*Data for the task:*
------------------------------------------------------------------------
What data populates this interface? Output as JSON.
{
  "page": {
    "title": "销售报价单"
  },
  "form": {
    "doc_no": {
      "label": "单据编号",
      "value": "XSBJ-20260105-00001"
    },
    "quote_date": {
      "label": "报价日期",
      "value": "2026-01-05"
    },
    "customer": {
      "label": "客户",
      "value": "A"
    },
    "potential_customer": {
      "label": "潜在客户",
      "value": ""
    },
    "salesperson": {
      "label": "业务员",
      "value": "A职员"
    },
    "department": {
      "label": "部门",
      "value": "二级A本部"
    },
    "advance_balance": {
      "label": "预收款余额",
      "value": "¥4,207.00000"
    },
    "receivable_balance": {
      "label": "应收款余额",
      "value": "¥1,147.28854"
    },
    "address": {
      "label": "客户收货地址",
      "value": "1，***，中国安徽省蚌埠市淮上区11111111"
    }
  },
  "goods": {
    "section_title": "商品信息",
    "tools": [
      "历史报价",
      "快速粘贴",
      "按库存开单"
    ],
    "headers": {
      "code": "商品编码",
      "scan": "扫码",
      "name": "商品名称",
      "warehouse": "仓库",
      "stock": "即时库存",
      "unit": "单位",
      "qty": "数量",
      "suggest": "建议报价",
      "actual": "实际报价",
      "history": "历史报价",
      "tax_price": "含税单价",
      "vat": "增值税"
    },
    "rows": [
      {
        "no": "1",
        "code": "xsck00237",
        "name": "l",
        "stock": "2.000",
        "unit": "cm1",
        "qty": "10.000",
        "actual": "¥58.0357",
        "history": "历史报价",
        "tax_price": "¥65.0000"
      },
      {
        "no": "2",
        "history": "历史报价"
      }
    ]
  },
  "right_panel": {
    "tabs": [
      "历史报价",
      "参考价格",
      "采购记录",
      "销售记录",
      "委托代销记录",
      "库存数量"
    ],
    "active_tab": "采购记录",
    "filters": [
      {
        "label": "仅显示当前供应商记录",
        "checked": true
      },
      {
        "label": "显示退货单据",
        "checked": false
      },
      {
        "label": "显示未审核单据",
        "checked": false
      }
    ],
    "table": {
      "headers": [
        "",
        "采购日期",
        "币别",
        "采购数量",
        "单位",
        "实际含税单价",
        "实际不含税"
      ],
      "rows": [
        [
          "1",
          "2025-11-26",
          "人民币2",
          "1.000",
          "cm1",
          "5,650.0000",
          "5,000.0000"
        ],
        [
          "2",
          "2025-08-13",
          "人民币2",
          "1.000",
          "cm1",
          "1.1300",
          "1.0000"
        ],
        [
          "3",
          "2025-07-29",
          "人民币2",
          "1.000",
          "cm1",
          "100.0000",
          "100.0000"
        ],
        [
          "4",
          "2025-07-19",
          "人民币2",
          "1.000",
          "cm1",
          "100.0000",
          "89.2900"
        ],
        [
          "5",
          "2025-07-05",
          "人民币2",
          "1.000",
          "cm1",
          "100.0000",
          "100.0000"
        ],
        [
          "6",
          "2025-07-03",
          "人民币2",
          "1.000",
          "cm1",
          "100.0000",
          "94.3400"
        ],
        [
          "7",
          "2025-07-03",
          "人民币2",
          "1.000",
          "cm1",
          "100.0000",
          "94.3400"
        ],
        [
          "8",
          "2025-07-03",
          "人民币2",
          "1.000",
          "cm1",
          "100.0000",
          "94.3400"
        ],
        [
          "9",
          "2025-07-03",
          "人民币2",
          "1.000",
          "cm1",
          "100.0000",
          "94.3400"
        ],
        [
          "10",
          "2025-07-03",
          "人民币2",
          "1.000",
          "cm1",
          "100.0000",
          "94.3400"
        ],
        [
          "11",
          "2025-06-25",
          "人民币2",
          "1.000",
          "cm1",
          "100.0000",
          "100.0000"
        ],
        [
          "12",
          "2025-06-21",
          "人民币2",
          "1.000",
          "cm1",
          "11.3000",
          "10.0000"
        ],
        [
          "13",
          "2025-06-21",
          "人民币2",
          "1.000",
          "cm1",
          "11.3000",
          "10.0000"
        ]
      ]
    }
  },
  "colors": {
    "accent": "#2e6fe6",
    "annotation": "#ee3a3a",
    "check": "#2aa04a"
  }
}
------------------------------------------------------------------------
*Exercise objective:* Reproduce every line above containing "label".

*Solved exercise:*
      "label": "单据编号",
      "label": "报价日期",
      "label": "客户",
      "label": "潜在客户",
      "label": "业务员",
      "label": "部门",
      "label": "预收款余额",
      "label": "应收款余额",
      "label": "客户收货地址",
        "label": "仅显示当前供应商记录",
        "label": "显示退货单据",
        "label": "显示未审核单据",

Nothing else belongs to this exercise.